Each line of the records containing "title" is to be copied out and returned.

* _DATA TO USE_
+ + +

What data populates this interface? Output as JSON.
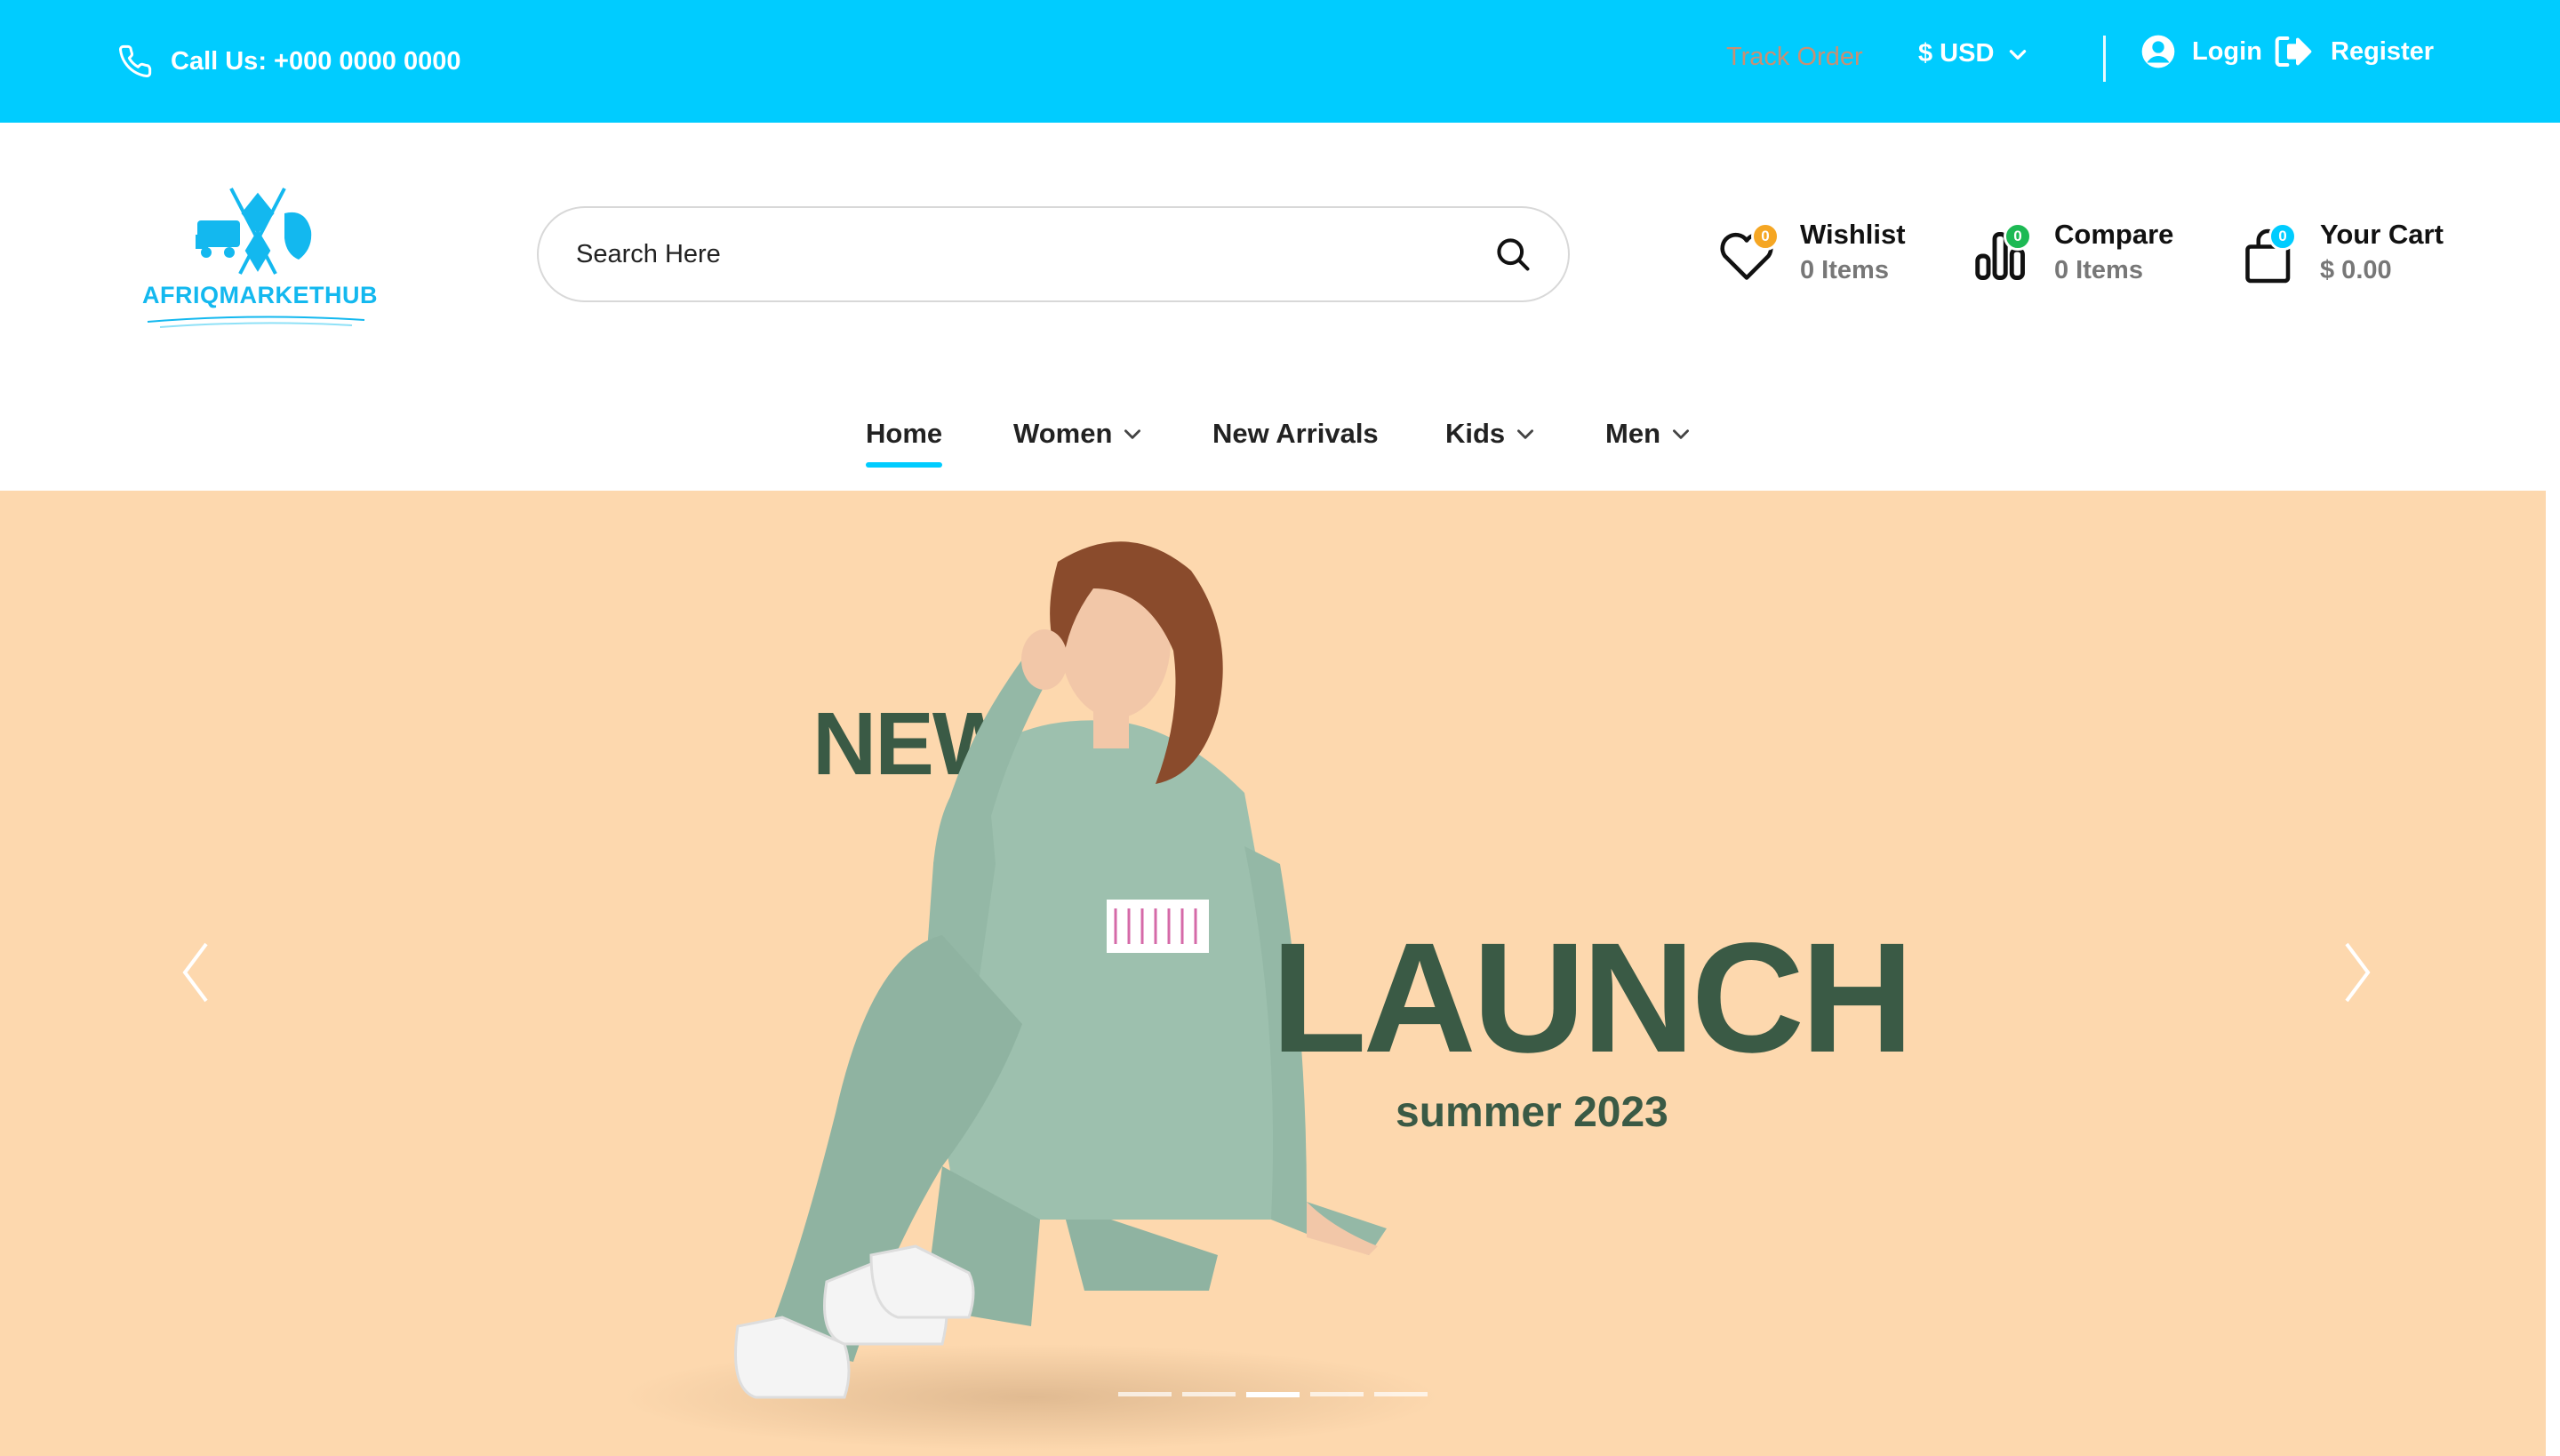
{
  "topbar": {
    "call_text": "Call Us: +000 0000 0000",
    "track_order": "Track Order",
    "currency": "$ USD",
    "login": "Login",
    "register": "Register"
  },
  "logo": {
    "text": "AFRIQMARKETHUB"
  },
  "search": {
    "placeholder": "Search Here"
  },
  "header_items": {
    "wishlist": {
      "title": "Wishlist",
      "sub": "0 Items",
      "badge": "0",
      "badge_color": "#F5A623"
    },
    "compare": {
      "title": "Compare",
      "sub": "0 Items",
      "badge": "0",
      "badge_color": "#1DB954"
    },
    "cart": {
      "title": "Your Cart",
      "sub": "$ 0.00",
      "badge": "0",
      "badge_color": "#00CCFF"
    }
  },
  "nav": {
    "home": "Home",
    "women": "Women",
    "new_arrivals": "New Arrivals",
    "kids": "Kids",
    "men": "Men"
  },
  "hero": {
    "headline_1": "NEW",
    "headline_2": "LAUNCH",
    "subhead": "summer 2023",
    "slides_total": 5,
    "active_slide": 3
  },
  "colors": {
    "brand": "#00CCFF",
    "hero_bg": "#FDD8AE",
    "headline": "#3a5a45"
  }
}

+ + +

* _SOLUTION FOR THIS PROBLEM_
      "title": "Wishlist",
      "title": "Compare",
      "title": "Your Cart",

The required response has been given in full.